Los Angeles Lakers guard Kobe Bryant has three world championship rings, the league record for outside scoring and a string of 40-point games studded with moves that have left defenders flat-footed.
But on Friday, Bryant came up against a different kind of opponent: bottom-line economics.
In the midst of intense negotiations over a new shoe endorsement deal, Reebok International Ltd. said it concluded that the NBA all-star wasn't worth the millions he wanted.
"We worked hard to look at the various ways in which we might make the most out of a partnership with Kobe," Reebok Chief Executive Paul Fireman said in a statement. "But in the end, we realized that we simply could not justify the costs, which our analysis showed could exceed the benefits."
Although Bryant might inspire comparisons on the court with basketball great Michael Jordan, his marketability has fallen short.
Some sports marketing experts say he does not connect with young urban blacks who drive the sales of high-end sneakers. Bryant, who has lived overseas and speaks Italian, is perceived in some quarters as being too suburban, too aloof.
Bryant tried once to tinker with his image by cutting a hip-hop record, but it flopped.
Bryant said Friday night that it was his decision to break off the talks earlier this week because he felt uncomfortable with the company's negotiating tactics.
"It's not the place for me," he said before the Lakers' game at Staples Center. "Actually, Reebok, what I learned about them throughout the negotiation process is they'll back away from the table and then they'll come back to eat the next night. At this point, I really don't want to go that route."
He said his promotional value was not an issue in his break with Reebok, and he dismissed the firm's public assessment of his marketing clout as "politics. They have to cover [themselves]. I accept that."
The demise of the proposed Reebok deal gives negotiating leverage to Nike Inc., the only major shoe company now vying for Bryant's endorsement. But it also underscores new realities in the rapidly changing world of sports marketing.

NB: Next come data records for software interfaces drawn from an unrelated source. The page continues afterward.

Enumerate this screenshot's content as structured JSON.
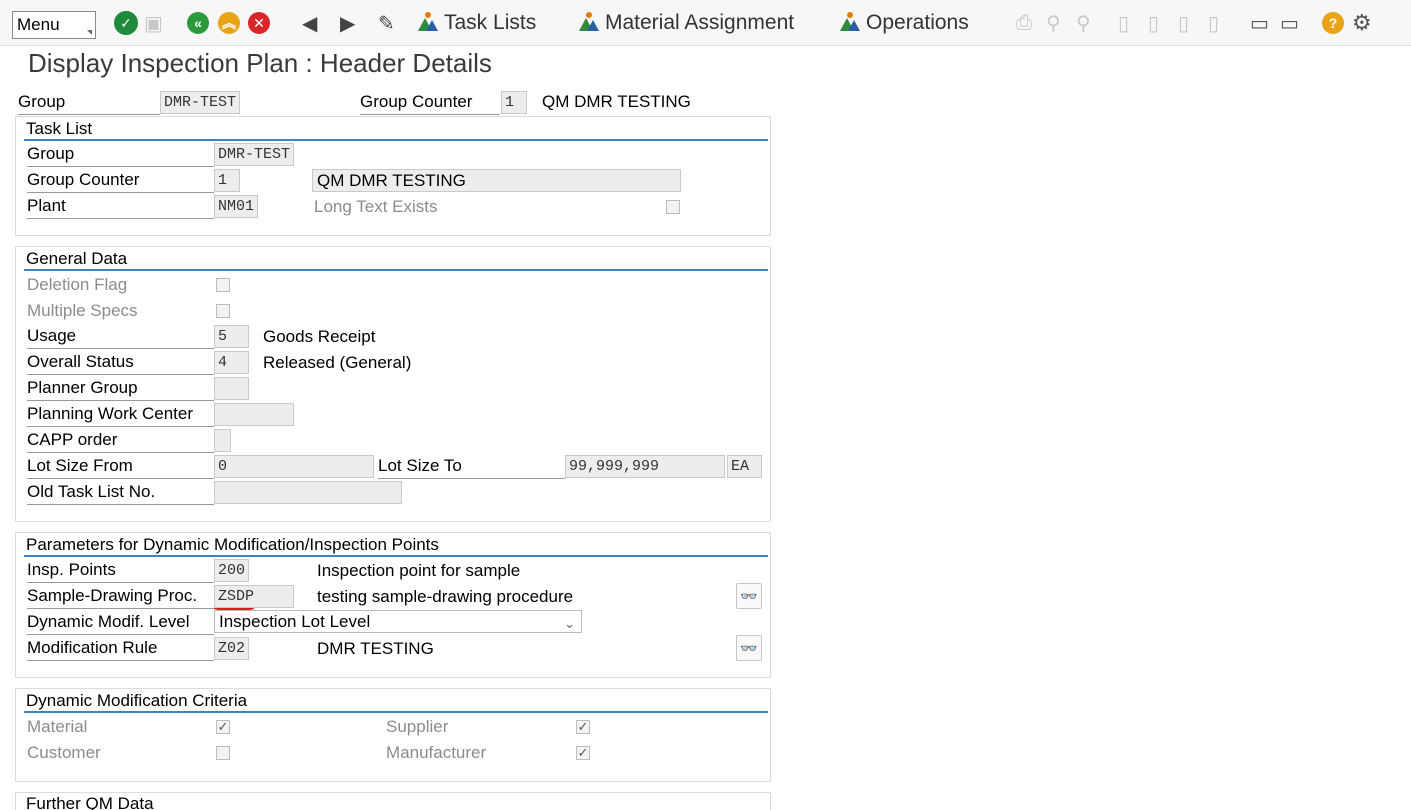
{
  "toolbar": {
    "menu_label": "Menu",
    "task_lists_label": "Task Lists",
    "material_assignment_label": "Material Assignment",
    "operations_label": "Operations"
  },
  "page_title": "Display Inspection Plan : Header Details",
  "header": {
    "group_label": "Group",
    "group_value": "DMR-TEST",
    "group_counter_label": "Group Counter",
    "group_counter_value": "1",
    "description": "QM DMR TESTING"
  },
  "task_list": {
    "title": "Task List",
    "group_label": "Group",
    "group_value": "DMR-TEST",
    "group_counter_label": "Group Counter",
    "group_counter_value": "1",
    "description_value": "QM DMR TESTING",
    "plant_label": "Plant",
    "plant_value": "NM01",
    "long_text_label": "Long Text Exists"
  },
  "general_data": {
    "title": "General Data",
    "deletion_flag_label": "Deletion Flag",
    "multiple_specs_label": "Multiple Specs",
    "usage_label": "Usage",
    "usage_value": "5",
    "usage_text": "Goods Receipt",
    "overall_status_label": "Overall Status",
    "overall_status_value": "4",
    "overall_status_text": "Released (General)",
    "planner_group_label": "Planner Group",
    "planning_work_center_label": "Planning Work Center",
    "capp_order_label": "CAPP order",
    "lot_size_from_label": "Lot Size From",
    "lot_size_from_value": "0",
    "lot_size_to_label": "Lot Size To",
    "lot_size_to_value": "99,999,999",
    "unit_value": "EA",
    "old_task_list_label": "Old Task List No."
  },
  "dynamic_params": {
    "title": "Parameters for Dynamic Modification/Inspection Points",
    "insp_points_label": "Insp. Points",
    "insp_points_value": "200",
    "insp_points_text": "Inspection point for sample",
    "sample_drawing_label": "Sample-Drawing Proc.",
    "sample_drawing_value": "ZSDP",
    "sample_drawing_text": "testing sample-drawing procedure",
    "dyn_level_label": "Dynamic Modif. Level",
    "dyn_level_value": "Inspection Lot Level",
    "mod_rule_label": "Modification Rule",
    "mod_rule_value": "Z02",
    "mod_rule_text": "DMR TESTING"
  },
  "dynamic_criteria": {
    "title": "Dynamic Modification Criteria",
    "material_label": "Material",
    "material_checked": true,
    "supplier_label": "Supplier",
    "supplier_checked": true,
    "customer_label": "Customer",
    "customer_checked": false,
    "manufacturer_label": "Manufacturer",
    "manufacturer_checked": true
  },
  "further_qm": {
    "title": "Further QM Data"
  }
}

As sales of signature basketball shoes continue to slump, the old marketing models no longer apply, say industry and stock analysts. Companies can't afford to throw large sums of money at the league's biggest stars in the hopes of duplicate Nike's phenomenal success with its Air Jordan line.
Dean Bonham, a Denver sports marketing agent, said that although he may differ with Reebok's assessment of Bryant's promotional clout, its decision Friday was a "classic example of the kind of shakeout we've been seeing in the footwear and apparel industry during the last three or four years."
Meanwhile, say others, Bryant finds himself sharing a shrinking endorsement stage with the likes of newcomers Yao Ming of the Houston Rockets and Ohio high school basketball sensation LeBron James.
Already, rookie Yao has scored a hit with the public with his Apple Computer ads, while James has shoe companies tripping over themselves in an effort to get his endorsement.
"Between Yao and LeBron, they suck all of the air out of the marketing room," Newport Beach sports agent Leigh Steinberg said. "It takes potential bidders and marketing dollars away from Kobe's plate."
That's not the marketing world Bryant envisioned when he broke away from Adidas last year in an attempt to seek out a better deal for himself. It cost Bryant an estimated $8 million in lost fees and an additional $10 million he has to repay when he signs a new contract, said two industry sources familiar with the terms. Bryant, coming off his third consecutive NBA championship, was expected to land a record-setting contract based on his prowess on the court.
But the biggest concern in the shoe talks quickly became Bryant himself, said a source familiar with the negotiations. Shoe companies have worried about the star's apparent lack of street credibility with "ballers," the nickname for players found on the grittiest inner-city basketball courts from New York to Los Angeles.
Those players -- largely black teens and adults in their 20s -- buy an estimated 90% of high-end shoes costing $100 and more and start trends that ripple out to suburban malls. Among the top sellers: Nike's Jordan line, Adidas' shoes named after the Orlando Magic's Tracy McGrady and Reebok's shoes endorsed by Philadelphia 76ers bad boy Allen Iverson.
At the public courts on Venice Beach, the mention of Bryant's name provokes mixed emotions -- not the urge to splurge on his footwear. After a spirited pickup game, Rich Baderinwa said he respects Bryant's game but can't see himself in Bryant's shoes.. . He scoffed in particular at Bryant's attempt at rapping.
"His rap was whack," said Baderinwa, 26, of Venice. "When he put out that CD, nobody bought it. And you know why nobody bought it? Because nobody bought him."